WHAT TO WORK ON> Please return each entry that follows exactly as given, but without pictures.

DATA FOR PROCESSING>
────────────────────
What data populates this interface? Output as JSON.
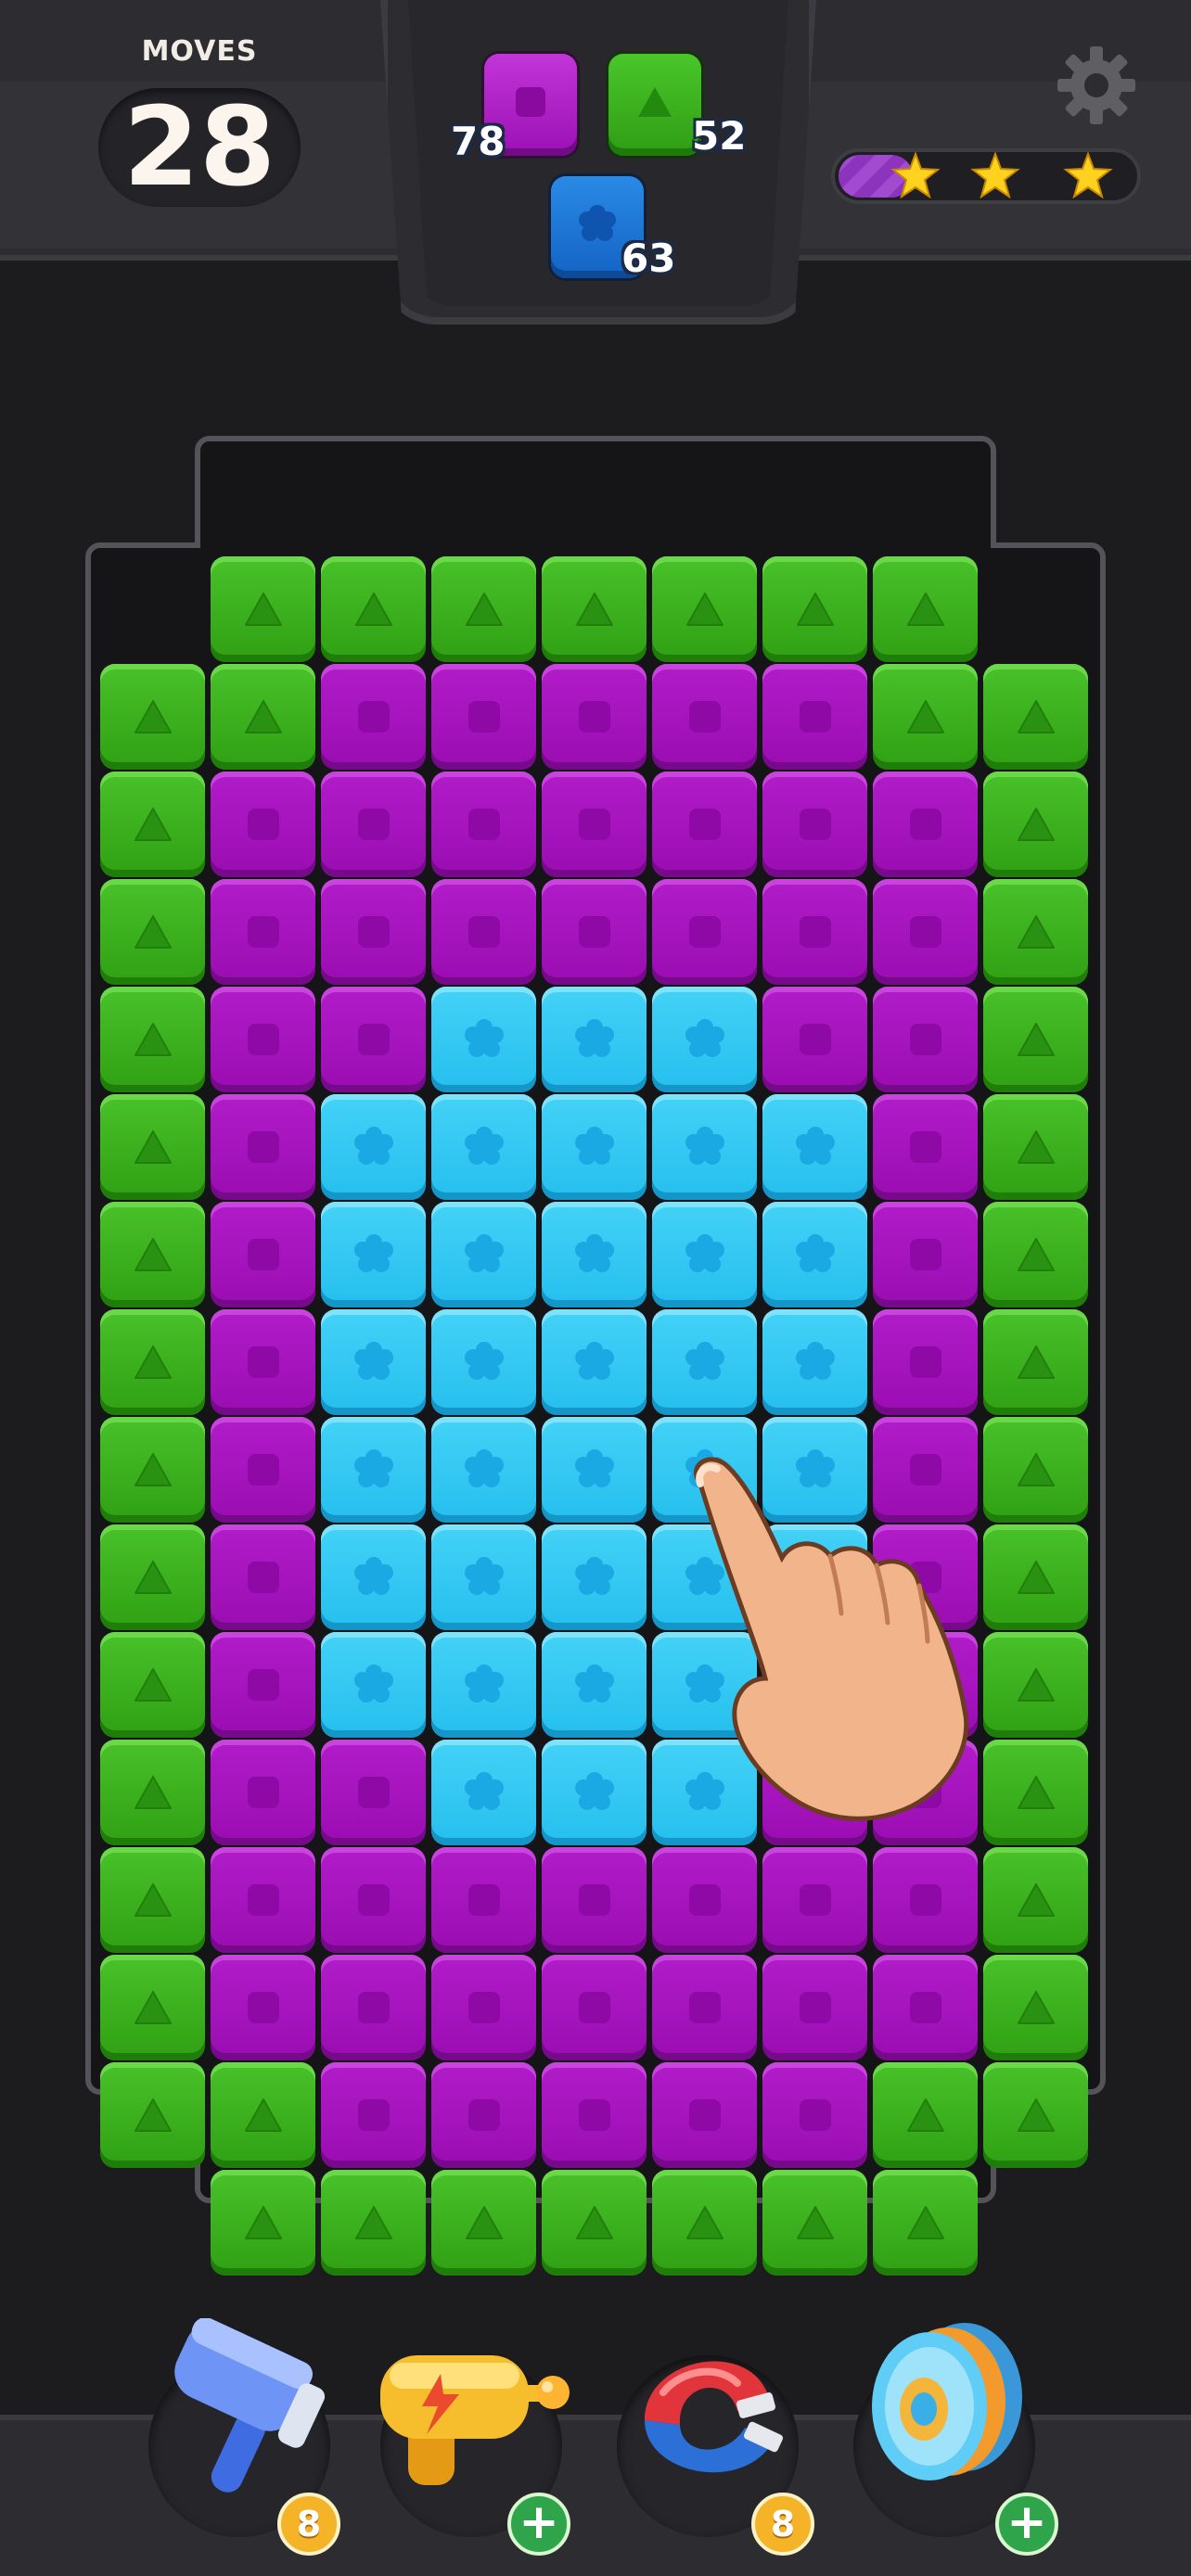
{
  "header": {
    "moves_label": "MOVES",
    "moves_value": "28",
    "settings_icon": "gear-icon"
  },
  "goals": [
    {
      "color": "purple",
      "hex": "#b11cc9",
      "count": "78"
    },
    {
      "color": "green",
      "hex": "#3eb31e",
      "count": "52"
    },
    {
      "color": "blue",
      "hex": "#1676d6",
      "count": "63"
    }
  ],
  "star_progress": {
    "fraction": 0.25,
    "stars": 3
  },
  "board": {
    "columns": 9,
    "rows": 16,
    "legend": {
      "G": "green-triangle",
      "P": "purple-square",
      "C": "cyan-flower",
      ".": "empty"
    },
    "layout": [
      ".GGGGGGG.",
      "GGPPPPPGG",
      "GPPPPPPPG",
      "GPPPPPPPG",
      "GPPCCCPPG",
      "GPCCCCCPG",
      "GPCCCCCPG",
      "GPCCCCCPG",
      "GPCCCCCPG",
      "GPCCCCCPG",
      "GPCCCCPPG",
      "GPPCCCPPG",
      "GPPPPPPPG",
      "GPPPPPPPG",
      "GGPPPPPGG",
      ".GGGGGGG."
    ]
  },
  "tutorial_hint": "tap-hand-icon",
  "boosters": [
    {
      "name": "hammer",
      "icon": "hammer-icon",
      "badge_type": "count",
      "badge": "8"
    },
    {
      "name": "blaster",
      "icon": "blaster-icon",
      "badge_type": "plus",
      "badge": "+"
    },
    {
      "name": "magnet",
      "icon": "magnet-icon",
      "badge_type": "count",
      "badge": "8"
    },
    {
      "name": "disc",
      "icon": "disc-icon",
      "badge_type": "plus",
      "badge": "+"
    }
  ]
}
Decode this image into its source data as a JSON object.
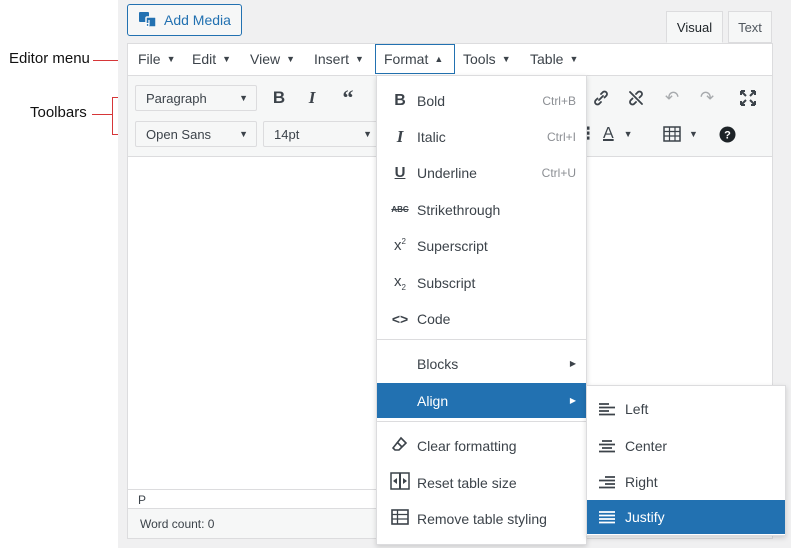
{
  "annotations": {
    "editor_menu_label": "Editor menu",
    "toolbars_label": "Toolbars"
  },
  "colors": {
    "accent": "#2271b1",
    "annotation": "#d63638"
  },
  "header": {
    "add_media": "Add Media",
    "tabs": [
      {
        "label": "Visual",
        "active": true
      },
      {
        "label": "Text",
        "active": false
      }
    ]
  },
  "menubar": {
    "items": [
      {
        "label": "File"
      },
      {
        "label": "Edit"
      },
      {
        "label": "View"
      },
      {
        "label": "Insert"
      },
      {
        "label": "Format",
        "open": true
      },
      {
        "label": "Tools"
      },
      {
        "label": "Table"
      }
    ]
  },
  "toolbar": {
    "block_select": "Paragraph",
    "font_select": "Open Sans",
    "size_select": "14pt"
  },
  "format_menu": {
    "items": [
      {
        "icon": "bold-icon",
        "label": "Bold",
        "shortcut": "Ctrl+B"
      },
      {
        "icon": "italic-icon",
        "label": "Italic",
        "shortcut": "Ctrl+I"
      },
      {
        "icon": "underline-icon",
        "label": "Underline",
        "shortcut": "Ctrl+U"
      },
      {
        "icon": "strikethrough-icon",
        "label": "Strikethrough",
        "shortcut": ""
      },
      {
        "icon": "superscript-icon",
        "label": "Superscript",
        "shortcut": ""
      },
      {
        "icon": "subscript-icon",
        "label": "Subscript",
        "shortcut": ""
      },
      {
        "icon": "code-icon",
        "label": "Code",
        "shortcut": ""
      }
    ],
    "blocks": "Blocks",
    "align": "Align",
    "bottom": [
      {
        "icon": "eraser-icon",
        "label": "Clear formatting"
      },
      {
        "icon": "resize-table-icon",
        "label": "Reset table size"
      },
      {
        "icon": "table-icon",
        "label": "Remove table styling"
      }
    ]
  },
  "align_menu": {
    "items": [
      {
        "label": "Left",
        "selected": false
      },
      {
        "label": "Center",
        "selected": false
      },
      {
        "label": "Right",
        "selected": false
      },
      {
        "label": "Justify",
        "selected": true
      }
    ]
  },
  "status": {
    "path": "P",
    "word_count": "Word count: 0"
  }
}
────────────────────
ANSWER FOR THIS EXERCISE>
What data populates this interface? Output as JSON.
{
  "header": {
    "moves_label": "MOVES",
    "moves_value": "28",
    "settings_icon": "gear-icon"
  },
  "goals": [
    {
      "color": "purple",
      "hex": "#b11cc9",
      "count": "78"
    },
    {
      "color": "green",
      "hex": "#3eb31e",
      "count": "52"
    },
    {
      "color": "blue",
      "hex": "#1676d6",
      "count": "63"
    }
  ],
  "star_progress": {
    "fraction": 0.25,
    "stars": 3
  },
  "board": {
    "columns": 9,
    "rows": 16,
    "legend": {
      "G": "green-triangle",
      "P": "purple-square",
      "C": "cyan-flower",
      ".": "empty"
    },
    "layout": [
      ".GGGGGGG.",
      "GGPPPPPGG",
      "GPPPPPPPG",
      "GPPPPPPPG",
      "GPPCCCPPG",
      "GPCCCCCPG",
      "GPCCCCCPG",
      "GPCCCCCPG",
      "GPCCCCCPG",
      "GPCCCCCPG",
      "GPCCCCPPG",
      "GPPCCCPPG",
      "GPPPPPPPG",
      "GPPPPPPPG",
      "GGPPPPPGG",
      ".GGGGGGG."
    ]
  },
  "tutorial_hint": "tap-hand-icon",
  "boosters": [
    {
      "name": "hammer",
      "icon": "hammer-icon",
      "badge_type": "count",
      "badge": "8"
    },
    {
      "name": "blaster",
      "icon": "blaster-icon",
      "badge_type": "plus",
      "badge": "+"
    },
    {
      "name": "magnet",
      "icon": "magnet-icon",
      "badge_type": "count",
      "badge": "8"
    },
    {
      "name": "disc",
      "icon": "disc-icon",
      "badge_type": "plus",
      "badge": "+"
    }
  ]
}
Decode this image into its source data as a JSON object.
{
  "annotations": {
    "editor_menu_label": "Editor menu",
    "toolbars_label": "Toolbars"
  },
  "colors": {
    "accent": "#2271b1",
    "annotation": "#d63638"
  },
  "header": {
    "add_media": "Add Media",
    "tabs": [
      {
        "label": "Visual",
        "active": true
      },
      {
        "label": "Text",
        "active": false
      }
    ]
  },
  "menubar": {
    "items": [
      {
        "label": "File"
      },
      {
        "label": "Edit"
      },
      {
        "label": "View"
      },
      {
        "label": "Insert"
      },
      {
        "label": "Format",
        "open": true
      },
      {
        "label": "Tools"
      },
      {
        "label": "Table"
      }
    ]
  },
  "toolbar": {
    "block_select": "Paragraph",
    "font_select": "Open Sans",
    "size_select": "14pt"
  },
  "format_menu": {
    "items": [
      {
        "icon": "bold-icon",
        "label": "Bold",
        "shortcut": "Ctrl+B"
      },
      {
        "icon": "italic-icon",
        "label": "Italic",
        "shortcut": "Ctrl+I"
      },
      {
        "icon": "underline-icon",
        "label": "Underline",
        "shortcut": "Ctrl+U"
      },
      {
        "icon": "strikethrough-icon",
        "label": "Strikethrough",
        "shortcut": ""
      },
      {
        "icon": "superscript-icon",
        "label": "Superscript",
        "shortcut": ""
      },
      {
        "icon": "subscript-icon",
        "label": "Subscript",
        "shortcut": ""
      },
      {
        "icon": "code-icon",
        "label": "Code",
        "shortcut": ""
      }
    ],
    "blocks": "Blocks",
    "align": "Align",
    "bottom": [
      {
        "icon": "eraser-icon",
        "label": "Clear formatting"
      },
      {
        "icon": "resize-table-icon",
        "label": "Reset table size"
      },
      {
        "icon": "table-icon",
        "label": "Remove table styling"
      }
    ]
  },
  "align_menu": {
    "items": [
      {
        "label": "Left",
        "selected": false
      },
      {
        "label": "Center",
        "selected": false
      },
      {
        "label": "Right",
        "selected": false
      },
      {
        "label": "Justify",
        "selected": true
      }
    ]
  },
  "status": {
    "path": "P",
    "word_count": "Word count: 0"
  }
}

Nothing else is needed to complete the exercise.